**What needs to be done**
In the material below, count the lines where the word "December" appears. Nothing but the number, please.

**Provided entries**

=-=-=-=-=

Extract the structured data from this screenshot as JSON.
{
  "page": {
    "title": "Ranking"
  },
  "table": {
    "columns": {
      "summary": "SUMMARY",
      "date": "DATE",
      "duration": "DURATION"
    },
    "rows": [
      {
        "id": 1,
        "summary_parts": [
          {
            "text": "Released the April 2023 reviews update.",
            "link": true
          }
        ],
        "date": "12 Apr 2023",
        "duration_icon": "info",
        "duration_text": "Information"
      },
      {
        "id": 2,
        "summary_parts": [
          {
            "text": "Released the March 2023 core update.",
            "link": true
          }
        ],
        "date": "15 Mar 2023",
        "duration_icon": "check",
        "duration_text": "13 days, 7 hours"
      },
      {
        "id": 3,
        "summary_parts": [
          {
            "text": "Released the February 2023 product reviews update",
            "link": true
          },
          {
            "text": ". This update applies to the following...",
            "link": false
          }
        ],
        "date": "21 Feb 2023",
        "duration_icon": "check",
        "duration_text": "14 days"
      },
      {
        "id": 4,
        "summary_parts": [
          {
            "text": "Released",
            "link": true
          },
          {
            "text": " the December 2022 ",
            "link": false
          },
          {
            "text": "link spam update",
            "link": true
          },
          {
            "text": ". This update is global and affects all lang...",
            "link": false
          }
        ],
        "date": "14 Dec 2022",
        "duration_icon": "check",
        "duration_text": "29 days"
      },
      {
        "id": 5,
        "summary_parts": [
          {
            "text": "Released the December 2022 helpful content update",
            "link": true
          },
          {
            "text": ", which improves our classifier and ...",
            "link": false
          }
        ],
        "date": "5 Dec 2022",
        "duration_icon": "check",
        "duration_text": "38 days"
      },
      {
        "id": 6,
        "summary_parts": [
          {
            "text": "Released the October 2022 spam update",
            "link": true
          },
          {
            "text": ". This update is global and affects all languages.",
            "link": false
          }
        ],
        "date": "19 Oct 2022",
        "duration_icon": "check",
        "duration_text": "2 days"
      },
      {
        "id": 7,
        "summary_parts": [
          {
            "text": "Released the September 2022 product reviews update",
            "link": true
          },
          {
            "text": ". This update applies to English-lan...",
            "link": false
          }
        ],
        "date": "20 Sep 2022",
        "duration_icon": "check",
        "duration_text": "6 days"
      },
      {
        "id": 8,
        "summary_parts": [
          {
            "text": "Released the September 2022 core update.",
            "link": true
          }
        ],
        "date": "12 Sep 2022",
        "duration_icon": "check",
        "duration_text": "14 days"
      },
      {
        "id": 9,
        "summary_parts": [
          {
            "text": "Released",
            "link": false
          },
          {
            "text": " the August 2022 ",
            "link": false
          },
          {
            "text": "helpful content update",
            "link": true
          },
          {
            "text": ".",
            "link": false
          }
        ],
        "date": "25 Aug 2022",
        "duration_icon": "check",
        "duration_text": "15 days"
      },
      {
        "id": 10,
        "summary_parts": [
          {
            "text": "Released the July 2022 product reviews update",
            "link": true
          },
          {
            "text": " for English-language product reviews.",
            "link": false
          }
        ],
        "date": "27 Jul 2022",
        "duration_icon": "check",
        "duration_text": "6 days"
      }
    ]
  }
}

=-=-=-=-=

**Result for this exercise**
2